Work order — Each entry must appear in the answer exactly as given.

Dataset rows describing interfaces —
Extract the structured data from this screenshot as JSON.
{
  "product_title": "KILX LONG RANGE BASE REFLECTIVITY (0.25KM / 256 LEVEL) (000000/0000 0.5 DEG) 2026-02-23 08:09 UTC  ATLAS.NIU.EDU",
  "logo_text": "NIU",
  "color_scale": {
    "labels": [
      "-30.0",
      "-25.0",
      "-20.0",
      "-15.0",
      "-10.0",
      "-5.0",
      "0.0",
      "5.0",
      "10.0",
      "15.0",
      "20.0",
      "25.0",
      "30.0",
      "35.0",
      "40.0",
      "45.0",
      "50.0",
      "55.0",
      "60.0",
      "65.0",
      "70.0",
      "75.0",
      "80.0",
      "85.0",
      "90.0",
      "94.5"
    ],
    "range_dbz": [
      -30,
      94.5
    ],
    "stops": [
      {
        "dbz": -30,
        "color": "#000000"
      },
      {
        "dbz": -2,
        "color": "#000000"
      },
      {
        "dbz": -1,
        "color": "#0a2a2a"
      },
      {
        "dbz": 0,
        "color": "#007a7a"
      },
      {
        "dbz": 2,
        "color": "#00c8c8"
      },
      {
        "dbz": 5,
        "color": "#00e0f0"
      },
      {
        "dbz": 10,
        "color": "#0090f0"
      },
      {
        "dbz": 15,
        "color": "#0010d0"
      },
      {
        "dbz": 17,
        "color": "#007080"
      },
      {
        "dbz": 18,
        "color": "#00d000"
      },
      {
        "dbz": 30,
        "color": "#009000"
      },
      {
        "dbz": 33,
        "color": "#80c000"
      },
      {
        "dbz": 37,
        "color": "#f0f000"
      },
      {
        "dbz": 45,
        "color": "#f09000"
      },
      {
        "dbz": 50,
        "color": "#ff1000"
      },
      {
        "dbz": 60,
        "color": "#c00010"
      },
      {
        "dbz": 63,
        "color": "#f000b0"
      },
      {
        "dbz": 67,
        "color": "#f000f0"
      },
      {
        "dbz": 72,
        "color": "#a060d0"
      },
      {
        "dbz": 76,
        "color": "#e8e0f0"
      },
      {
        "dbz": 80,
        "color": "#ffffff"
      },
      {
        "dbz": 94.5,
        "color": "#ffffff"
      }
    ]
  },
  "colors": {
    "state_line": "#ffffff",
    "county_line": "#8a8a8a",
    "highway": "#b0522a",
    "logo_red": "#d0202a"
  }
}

Output of the task —
Extract the structured data from this screenshot as JSON.
{
  "product_title": "KILX LONG RANGE BASE REFLECTIVITY (0.25KM / 256 LEVEL) (000000/0000 0.5 DEG) 2026-02-23 08:09 UTC  ATLAS.NIU.EDU",
  "logo_text": "NIU",
  "color_scale": {
    "labels": [
      "-30.0",
      "-25.0",
      "-20.0",
      "-15.0",
      "-10.0",
      "-5.0",
      "0.0",
      "5.0",
      "10.0",
      "15.0",
      "20.0",
      "25.0",
      "30.0",
      "35.0",
      "40.0",
      "45.0",
      "50.0",
      "55.0",
      "60.0",
      "65.0",
      "70.0",
      "75.0",
      "80.0",
      "85.0",
      "90.0",
      "94.5"
    ],
    "range_dbz": [
      -30,
      94.5
    ],
    "stops": [
      {
        "dbz": -30,
        "color": "#000000"
      },
      {
        "dbz": -2,
        "color": "#000000"
      },
      {
        "dbz": -1,
        "color": "#0a2a2a"
      },
      {
        "dbz": 0,
        "color": "#007a7a"
      },
      {
        "dbz": 2,
        "color": "#00c8c8"
      },
      {
        "dbz": 5,
        "color": "#00e0f0"
      },
      {
        "dbz": 10,
        "color": "#0090f0"
      },
      {
        "dbz": 15,
        "color": "#0010d0"
      },
      {
        "dbz": 17,
        "color": "#007080"
      },
      {
        "dbz": 18,
        "color": "#00d000"
      },
      {
        "dbz": 30,
        "color": "#009000"
      },
      {
        "dbz": 33,
        "color": "#80c000"
      },
      {
        "dbz": 37,
        "color": "#f0f000"
      },
      {
        "dbz": 45,
        "color": "#f09000"
      },
      {
        "dbz": 50,
        "color": "#ff1000"
      },
      {
        "dbz": 60,
        "color": "#c00010"
      },
      {
        "dbz": 63,
        "color": "#f000b0"
      },
      {
        "dbz": 67,
        "color": "#f000f0"
      },
      {
        "dbz": 72,
        "color": "#a060d0"
      },
      {
        "dbz": 76,
        "color": "#e8e0f0"
      },
      {
        "dbz": 80,
        "color": "#ffffff"
      },
      {
        "dbz": 94.5,
        "color": "#ffffff"
      }
    ]
  },
  "colors": {
    "state_line": "#ffffff",
    "county_line": "#8a8a8a",
    "highway": "#b0522a",
    "logo_red": "#d0202a"
  }
}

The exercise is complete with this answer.